From Kolaribetta to Western Catchment 2, it was a monotonous trek across the Nilgiri Tahr sanctuary, steep at times, through tranquil country of grasslands and clear water streams. We were three hours behind schedule when we reached Western Catchment 2. Dusk was fast approaching. Since continuing directly to Mukurti was too risky considering the dense wattle forests we had to wade through, we chose to take the road to Portimund dam, a distance of 13 km, and then walk down to the Mukurti Fishing Hut for rest.

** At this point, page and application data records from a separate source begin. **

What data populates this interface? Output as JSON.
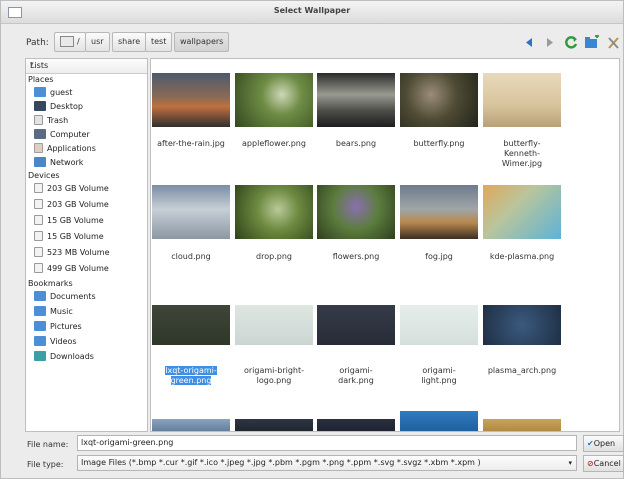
{
  "window": {
    "title": "Select Wallpaper"
  },
  "path": {
    "label": "Path:",
    "segments": [
      "/",
      "usr",
      "share",
      "test",
      "wallpapers"
    ]
  },
  "sidebar": {
    "combo_value": "Lists",
    "places_header": "Places",
    "places": [
      {
        "label": "guest",
        "icon": "home-folder-icon"
      },
      {
        "label": "Desktop",
        "icon": "desktop-icon"
      },
      {
        "label": "Trash",
        "icon": "trash-icon"
      },
      {
        "label": "Computer",
        "icon": "computer-icon"
      },
      {
        "label": "Applications",
        "icon": "applications-icon"
      },
      {
        "label": "Network",
        "icon": "network-icon"
      }
    ],
    "devices_header": "Devices",
    "devices": [
      {
        "label": "203 GB Volume"
      },
      {
        "label": "203 GB Volume"
      },
      {
        "label": "15 GB Volume"
      },
      {
        "label": "15 GB Volume"
      },
      {
        "label": "523 MB Volume"
      },
      {
        "label": "499 GB Volume"
      }
    ],
    "bookmarks_header": "Bookmarks",
    "bookmarks": [
      {
        "label": "Documents"
      },
      {
        "label": "Music"
      },
      {
        "label": "Pictures"
      },
      {
        "label": "Videos"
      },
      {
        "label": "Downloads"
      }
    ]
  },
  "files": [
    {
      "name": "after-the-rain.jpg"
    },
    {
      "name": "appleflower.png"
    },
    {
      "name": "bears.png"
    },
    {
      "name": "butterfly.png"
    },
    {
      "name": "butterfly-Kenneth-Wimer.jpg",
      "lines": [
        "butterfly-",
        "Kenneth-",
        "Wimer.jpg"
      ]
    },
    {
      "name": "cloud.png"
    },
    {
      "name": "drop.png"
    },
    {
      "name": "flowers.png"
    },
    {
      "name": "fog.jpg"
    },
    {
      "name": "kde-plasma.png"
    },
    {
      "name": "lxqt-origami-green.png",
      "lines": [
        "lxqt-origami-",
        "green.png"
      ],
      "selected": true
    },
    {
      "name": "origami-bright-logo.png",
      "lines": [
        "origami-bright-",
        "logo.png"
      ]
    },
    {
      "name": "origami-dark.png",
      "lines": [
        "origami-",
        "dark.png"
      ]
    },
    {
      "name": "origami-light.png",
      "lines": [
        "origami-",
        "light.png"
      ]
    },
    {
      "name": "plasma_arch.png"
    }
  ],
  "filename": {
    "label": "File name:",
    "value": "lxqt-origami-green.png"
  },
  "filetype": {
    "label": "File type:",
    "value": "Image Files (*.bmp *.cur *.gif *.ico *.jpeg *.jpg *.pbm *.pgm *.png *.ppm *.svg *.svgz *.xbm *.xpm )"
  },
  "buttons": {
    "open": "Open",
    "cancel": "Cancel"
  }
}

As there was still light, we took a shortcut, to save a few kilometres by road, across a steep grass hill. The climb was well worth it. From the top of the hill we were treated to the awesome sight of "bastion Nilgiris", the vast expanse of rocky western escarpment of Nilgiris rising almost vertically. Close to the edge of the cliff ahead of us were a group of about 15 Nilgiri Tahr. Before descending to the road again we crossed the Kallundi river just before it rolls down the rocky escarpment, which had taken a toll of a few English picnickers in the hazy past.
Back on the road it was a brisk walk (to beat the freezing cold) all the way to Portimund. From Portimund it would have taken a couple of hours if we had followed the motorable track to the fishing hut. Instead, we took the steep short cut down in the pitch darkness. It was well past 10 when we entered the warm portals of the Mukurti fishing hut.
The author is the co-ordinator of "Save Nilgiris Campaign".
Send this article to Friends by